Here are some relaxation techniques that may help you calm your nerves and boost your confidence:
1. Breathe deeply
Start by inhaling slowly and deeply through your nose. Fill your lungs by expanding your stomach, rather than raising your shoulders. exhale slowly through your mouth. Repeat this breathing exercise for several minutes.
2. Imagine a peaceful place
Close your eyes and imagine yourself in a calm, relaxing environment. It could be somewhere you’ve been before or somewhere you’ve always wanted to go. Visualize every detail of this place, from the sights and sounds to the smells. Spend a few minutes here before opening your eyes and returning to the present moment.
3. Progressive muscle relaxation
Start by tensing the muscles in your toes for a count of 10, then release the tension and feel the muscles relax. Work your way up through each muscle group in your body, tensing and relaxing each one as you go: feet, calves, thighs, hips, stomach, arms, hands, chest, shoulders, neck, jaw. when you reach your head, start over at your toes again.
4. Practice visualization
Visualize yourself giving a successful performance. See yourself confident and in control as you take the stage or deliver your presentation without any mistakes or mishaps. As you imagine this scenario playing out in your mind, think about how good it will feel to be successful
Cognitive restructuring is a process of learning to identify and change the negative thoughts and beliefs that underlie your feelings of anxiety. Once you're able to recognize these thoughts and beliefs, you can start to challenge and change them. This, in turn, can help reduce your anxiety and improve your ability to cope with stressful situations.
There are a number of different cognitive restructuring techniques that you can use. One approach is to keep a thought diary. This involves taking some time each day to write down your worries and concerns. Once you have done this, you can start to look at each worry in turn and ask yourself whether it is really true. If it isn't, you can start to challenge it. For example, if you are worrying that you are going to make a fool of yourself in front of others, you could ask yourself whether this is really likely or whether there is any evidence for it. If you can't think of any evidence, then the worry may be unfounded and you can start to let it go.
Another cognitive restructuring technique is imaginal exposure. This involves imagining yourself in the situations that make you anxious and working through them in your mind. For example, if you are anxious about giving a presentation, you might imagine yourself walking into the room and starting to speak. As you do this, notice any physical sensations that come up for you such as a racing heart or butterflies in your stomach. These are normal reactions to anxiety-provoking situations and they will usually start to lessen once you have worked through the scenario in your mind a few times.

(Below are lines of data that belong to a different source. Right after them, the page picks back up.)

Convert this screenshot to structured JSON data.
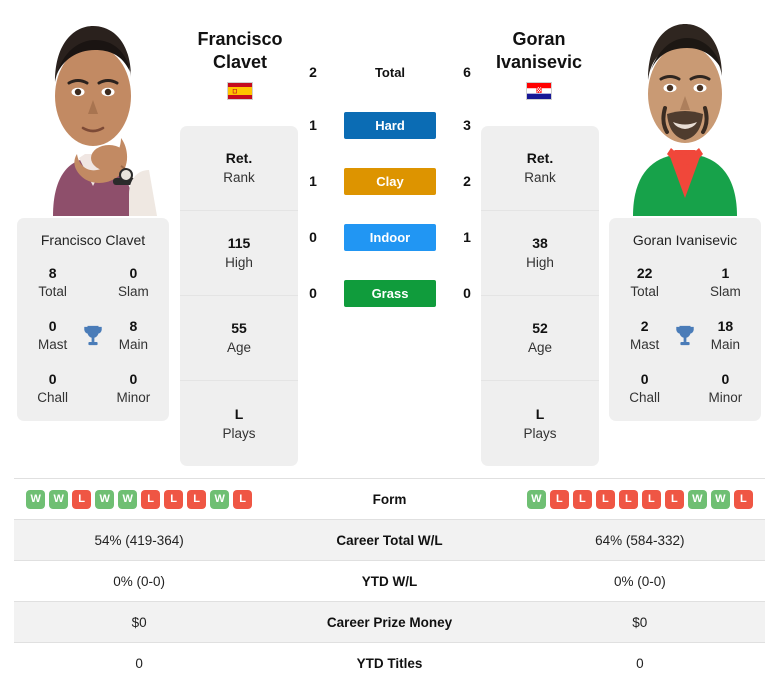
{
  "players": {
    "left": {
      "name_line1": "Francisco",
      "name_line2": "Clavet",
      "full_name": "Francisco Clavet",
      "country": "Spain",
      "flag_icon": "flag-spain",
      "titles": {
        "total_value": "8",
        "total_label": "Total",
        "slam_value": "0",
        "slam_label": "Slam",
        "mast_value": "0",
        "mast_label": "Mast",
        "main_value": "8",
        "main_label": "Main",
        "chall_value": "0",
        "chall_label": "Chall",
        "minor_value": "0",
        "minor_label": "Minor"
      },
      "ranks": [
        {
          "value": "Ret.",
          "label": "Rank"
        },
        {
          "value": "115",
          "label": "High"
        },
        {
          "value": "55",
          "label": "Age"
        },
        {
          "value": "L",
          "label": "Plays"
        }
      ],
      "form": [
        "W",
        "W",
        "L",
        "W",
        "W",
        "L",
        "L",
        "L",
        "W",
        "L"
      ],
      "career_total_wl": "54% (419-364)",
      "ytd_wl": "0% (0-0)",
      "career_prize_money": "$0",
      "ytd_titles": "0"
    },
    "right": {
      "name_line1": "Goran",
      "name_line2": "Ivanisevic",
      "full_name": "Goran Ivanisevic",
      "country": "Croatia",
      "flag_icon": "flag-croatia",
      "titles": {
        "total_value": "22",
        "total_label": "Total",
        "slam_value": "1",
        "slam_label": "Slam",
        "mast_value": "2",
        "mast_label": "Mast",
        "main_value": "18",
        "main_label": "Main",
        "chall_value": "0",
        "chall_label": "Chall",
        "minor_value": "0",
        "minor_label": "Minor"
      },
      "ranks": [
        {
          "value": "Ret.",
          "label": "Rank"
        },
        {
          "value": "38",
          "label": "High"
        },
        {
          "value": "52",
          "label": "Age"
        },
        {
          "value": "L",
          "label": "Plays"
        }
      ],
      "form": [
        "W",
        "L",
        "L",
        "L",
        "L",
        "L",
        "L",
        "W",
        "W",
        "L"
      ],
      "career_total_wl": "64% (584-332)",
      "ytd_wl": "0% (0-0)",
      "career_prize_money": "$0",
      "ytd_titles": "0"
    }
  },
  "head_to_head": {
    "rows": [
      {
        "label": "Total",
        "left": "2",
        "right": "6",
        "color": "none"
      },
      {
        "label": "Hard",
        "left": "1",
        "right": "3",
        "color": "#0b6cb4"
      },
      {
        "label": "Clay",
        "left": "1",
        "right": "2",
        "color": "#dd9400"
      },
      {
        "label": "Indoor",
        "left": "0",
        "right": "1",
        "color": "#2196f3"
      },
      {
        "label": "Grass",
        "left": "0",
        "right": "0",
        "color": "#109c3c"
      }
    ]
  },
  "table_rows": [
    {
      "label": "Form",
      "type": "form"
    },
    {
      "label": "Career Total W/L",
      "type": "text",
      "key": "career_total_wl"
    },
    {
      "label": "YTD W/L",
      "type": "text",
      "key": "ytd_wl"
    },
    {
      "label": "Career Prize Money",
      "type": "text",
      "key": "career_prize_money"
    },
    {
      "label": "YTD Titles",
      "type": "text",
      "key": "ytd_titles"
    }
  ],
  "icons": {
    "trophy": "trophy-icon"
  },
  "colors": {
    "win": "#6fbf73",
    "loss": "#ef5644",
    "card_bg": "#efefef",
    "row_alt": "#f2f2f2"
  }
}
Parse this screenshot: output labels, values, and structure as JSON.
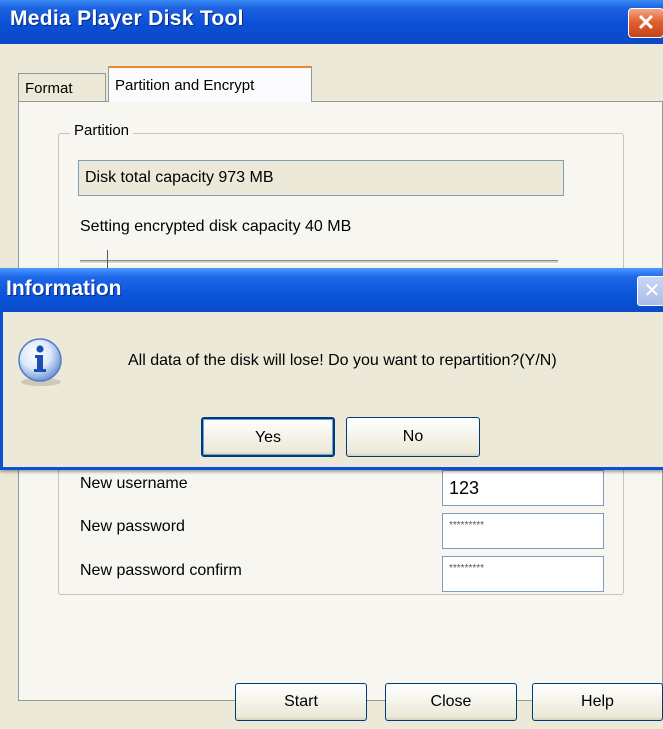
{
  "window": {
    "title": "Media Player Disk Tool",
    "close_glyph": "✕"
  },
  "tabs": [
    {
      "label": "Format"
    },
    {
      "label": "Partition and Encrypt"
    }
  ],
  "partition": {
    "legend": "Partition",
    "capacity_text": "Disk total capacity 973 MB",
    "encrypted_label": "Setting encrypted disk capacity 40 MB"
  },
  "credentials": {
    "username_label": "New username",
    "username_value": "123",
    "password_label": "New password",
    "password_value": "*********",
    "confirm_label": "New password confirm",
    "confirm_value": "*********"
  },
  "buttons": {
    "start": "Start",
    "close": "Close",
    "help": "Help"
  },
  "dialog": {
    "title": "Information",
    "close_glyph": "✕",
    "message": "All data of the disk will lose! Do you want to repartition?(Y/N)",
    "yes": "Yes",
    "no": "No",
    "icon": "info-icon"
  }
}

Cognitive restructuring takes time and practice but it can be an effective way of managing your anxiety in the long-term. If you find it difficult to do on your own, there are many resources available that can help including books, websites, apps, and therapy programs.
One of the best ways to overcome stage fright is to visualize yourself giving a great performance. See yourself walking on stage confidently, speaking clearly and engaging the audience. Picture them applauding and cheering for you as you take your bows at the end. This positive visualization will help calm your nerves and give you the confidence you need to succeed.
While stage fright is a common experience, there are things that you can do to overcome it. By preparing mentally and physically for your performance, you can boost your confidence and help to ease your nerves. Remember to breathe deeply and focus on the positive, and don’t hesitate to practice in front of an audience before your big day. With a little bit of preparation, you can help to ensure that your stage fright doesn’t get the best of you.